Compound Herb Butter

I save homegrown herbs in many ways, but one of the easiest may be mixing them into butter. Learn more at
I save homegrown herbs in many ways, but one of the easiest may be mixing them into butter and freezing them, as I share this week in my Twice as Tasty column for the Flathead Beacon. This technique for making compound herb butter is also ideal for a bunch of fresh herbs you’ve purchased but won’t use up before they start to fade, since you only need 2–4 tablespoons for each stick of butter.

I typically mix up small, fresh portions of flavored butters to use immediately, like my favorite lime butter for grilled corn. Small batches of compound butter keep well in the refrigerator for a few days. For longer storage, freeze “logs” of herb butters and use them throughout the year.
Learn to make Compound Herb Butter


Frozen Strawberry Syrup

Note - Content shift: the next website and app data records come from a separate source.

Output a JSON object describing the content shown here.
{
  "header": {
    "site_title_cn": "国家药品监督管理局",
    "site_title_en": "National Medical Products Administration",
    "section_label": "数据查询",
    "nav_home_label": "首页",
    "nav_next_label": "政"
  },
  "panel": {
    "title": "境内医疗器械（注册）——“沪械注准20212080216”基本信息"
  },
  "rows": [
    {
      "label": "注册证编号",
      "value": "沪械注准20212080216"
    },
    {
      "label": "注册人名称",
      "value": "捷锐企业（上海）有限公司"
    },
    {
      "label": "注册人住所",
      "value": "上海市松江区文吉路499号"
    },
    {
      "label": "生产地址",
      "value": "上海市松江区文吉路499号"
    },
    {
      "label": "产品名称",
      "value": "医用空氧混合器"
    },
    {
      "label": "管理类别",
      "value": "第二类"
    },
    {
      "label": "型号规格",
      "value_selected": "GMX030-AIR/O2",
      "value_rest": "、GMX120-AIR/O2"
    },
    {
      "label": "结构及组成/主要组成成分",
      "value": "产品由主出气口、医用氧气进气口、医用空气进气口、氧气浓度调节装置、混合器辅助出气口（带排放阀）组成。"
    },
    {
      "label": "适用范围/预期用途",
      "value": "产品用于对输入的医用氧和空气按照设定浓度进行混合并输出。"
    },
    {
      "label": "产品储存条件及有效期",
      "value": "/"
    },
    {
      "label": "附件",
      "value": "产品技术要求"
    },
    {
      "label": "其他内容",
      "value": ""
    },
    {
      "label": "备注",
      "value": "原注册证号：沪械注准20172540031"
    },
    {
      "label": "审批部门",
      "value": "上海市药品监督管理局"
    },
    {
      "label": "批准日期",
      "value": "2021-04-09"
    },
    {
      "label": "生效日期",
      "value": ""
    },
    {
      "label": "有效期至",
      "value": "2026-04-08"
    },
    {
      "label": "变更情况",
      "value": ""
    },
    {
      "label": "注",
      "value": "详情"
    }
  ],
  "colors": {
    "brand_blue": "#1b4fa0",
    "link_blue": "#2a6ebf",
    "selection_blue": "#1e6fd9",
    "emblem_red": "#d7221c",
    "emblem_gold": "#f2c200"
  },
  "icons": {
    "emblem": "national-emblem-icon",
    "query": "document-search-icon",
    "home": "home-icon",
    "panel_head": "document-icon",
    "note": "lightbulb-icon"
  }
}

Take just one bag of fruit from the freezer and turn it into a jar of syrup for the fridge. Learn more at
The first year I canned fruit syrups, I gifted my sister a couple of jars. The next year, she asked for a full box of jars filled with the jewel-toned syrups. In her house, they get used more often than jams: drizzled on pancakes or waffles, stirred into yogurt, blended into smoothies, and more.

I like making summertime fruit syrups because I can pair fruit and herbs in the same way I do for shrubs, ending up with a sweet concoction rather than a sweet-and-tangy vinegar-spiked one. The downside, as with jelly, is that it takes a lot of fruit to fill a canner-load of jars. So I created a recipe for my Twice as Tasty column this week for the Flathead Beacon that takes just one bag of fruit from the freezer and turns it into a jar of syrup you can keep in the fridge.
Learn to make Frozen Strawberry Syrup

Roasted Winter Squash Puree

This month, I’m breaking down my favorite pumpkin pie recipe by its homemade components. Learn more at
When I planned my Twice as Tasty column for the Flathead Beacon this month, I knew I wanted to share my favorite recipe for pumpkin pie. But I quickly realized I didn’t have enough space to print the full scratch-made version. Instead, I’m breaking down the pie recipe by its homemade components: spice mix, pumpkin puree, pie crust, and the final filling and baking.

There are several advantages to this—beyond staying within my word-count limit. Each component is presented as a standalone recipe, showing you how it can be made in advance and put to other uses. You can also choose how homemade you really want your finished pie to be. You could make your own spice mix but buy canned puree. Or you could mix and roll your own crust but use a store-bought spice blend that’s already in your cupboard.

If you do decide to go entirely homemade, spreading out these recipes over a few weeks will hopefully make the project seem less daunting. You’ll also get to enjoy bonus goodies, like roasted pumpkin seeds, pumpkin cookies, and pie crust snacks, along the way.
Learn to make Roasted Winter Squash Puree

Fresh Broccoli and Cheddar Soup

Broccoli and cheese soup has long been a staple in my kitchen, but my recipe has evolved. Learn more at
Broccoli and cheese soup has long been a staple on my fall and winter menu, but my recipe has evolved over the years. The first version I learned from my mom; besides fresh broccoli and sharp Cheddar cheese, it was simply seasoned with a bit of oregano. Once I began making it in my own kitchen, I jazzed it up (as Mom would say) with extra-sharp Cheddar and a little mustard and lemon juice, and when I began to successfully grow broccoli in my own garden, I created a freezer-based version of the jazzed-up recipe. Once I fell for grilled broccoli, I began grilling instead of steam-blanching it for even more flavor in the soup pot.

My latest rendition of a broccoli and cheese soup, which I share this week in my Twice as Tasty column for the Flathead Beacon, returns to fresh, lightly sautéed vegetables for just a touch of the roasted flavor. This is the way I make the soup with the last of the season’s broccoli, and it’s my preferred recipe for fresh store-bought broccoli. I’ve made one more ingredient addition, potato, for a thicker, chowder-like texture.
Learn to make Fresh Broccoli and Cheddar Soup